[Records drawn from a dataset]
-*-

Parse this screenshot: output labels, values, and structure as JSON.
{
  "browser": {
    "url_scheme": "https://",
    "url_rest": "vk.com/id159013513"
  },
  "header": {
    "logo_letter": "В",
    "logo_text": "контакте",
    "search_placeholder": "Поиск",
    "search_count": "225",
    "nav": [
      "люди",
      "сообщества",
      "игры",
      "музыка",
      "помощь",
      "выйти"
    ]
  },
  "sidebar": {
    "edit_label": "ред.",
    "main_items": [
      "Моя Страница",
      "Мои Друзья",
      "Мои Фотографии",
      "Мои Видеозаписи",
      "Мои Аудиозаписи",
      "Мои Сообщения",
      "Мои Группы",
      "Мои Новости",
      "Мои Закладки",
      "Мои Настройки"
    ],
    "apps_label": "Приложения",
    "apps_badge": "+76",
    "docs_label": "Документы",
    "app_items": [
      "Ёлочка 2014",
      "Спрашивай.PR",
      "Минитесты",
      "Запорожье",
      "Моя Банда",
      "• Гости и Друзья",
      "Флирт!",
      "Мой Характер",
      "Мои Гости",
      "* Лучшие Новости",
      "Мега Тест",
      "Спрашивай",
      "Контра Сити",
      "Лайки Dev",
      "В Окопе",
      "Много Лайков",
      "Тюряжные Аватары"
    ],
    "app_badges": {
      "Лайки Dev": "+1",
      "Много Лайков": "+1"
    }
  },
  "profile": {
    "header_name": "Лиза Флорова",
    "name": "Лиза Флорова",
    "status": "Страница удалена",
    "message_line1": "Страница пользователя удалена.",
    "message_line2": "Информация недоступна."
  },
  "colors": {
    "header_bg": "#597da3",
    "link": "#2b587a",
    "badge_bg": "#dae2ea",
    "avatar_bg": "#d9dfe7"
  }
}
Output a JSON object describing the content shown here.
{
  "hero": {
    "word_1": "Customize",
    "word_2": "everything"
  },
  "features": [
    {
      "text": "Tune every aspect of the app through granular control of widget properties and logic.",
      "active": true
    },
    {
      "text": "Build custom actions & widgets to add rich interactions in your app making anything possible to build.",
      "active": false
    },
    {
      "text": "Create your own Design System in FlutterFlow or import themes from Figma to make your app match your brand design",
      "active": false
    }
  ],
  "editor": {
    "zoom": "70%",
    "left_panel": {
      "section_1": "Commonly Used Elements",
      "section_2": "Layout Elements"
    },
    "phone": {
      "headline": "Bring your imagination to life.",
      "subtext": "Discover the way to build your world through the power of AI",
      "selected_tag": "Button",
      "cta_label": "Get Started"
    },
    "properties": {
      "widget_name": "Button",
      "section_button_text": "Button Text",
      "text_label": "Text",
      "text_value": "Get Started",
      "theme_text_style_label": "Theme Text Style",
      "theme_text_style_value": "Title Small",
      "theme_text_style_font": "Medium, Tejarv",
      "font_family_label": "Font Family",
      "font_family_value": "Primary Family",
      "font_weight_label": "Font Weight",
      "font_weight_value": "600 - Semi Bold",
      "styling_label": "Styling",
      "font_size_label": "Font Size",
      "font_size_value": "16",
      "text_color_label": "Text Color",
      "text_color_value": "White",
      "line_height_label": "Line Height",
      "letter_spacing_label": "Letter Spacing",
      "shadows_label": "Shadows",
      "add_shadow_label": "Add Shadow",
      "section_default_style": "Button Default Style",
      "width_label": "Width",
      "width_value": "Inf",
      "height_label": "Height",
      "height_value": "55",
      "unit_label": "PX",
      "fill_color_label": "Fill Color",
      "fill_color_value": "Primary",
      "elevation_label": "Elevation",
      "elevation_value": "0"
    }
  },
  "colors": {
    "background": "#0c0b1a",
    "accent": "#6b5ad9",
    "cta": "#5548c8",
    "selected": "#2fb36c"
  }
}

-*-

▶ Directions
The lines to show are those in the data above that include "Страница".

▶ Exercise response
      "Моя Страница",
    "status": "Страница удалена",
    "message_line1": "Страница пользователя удалена.",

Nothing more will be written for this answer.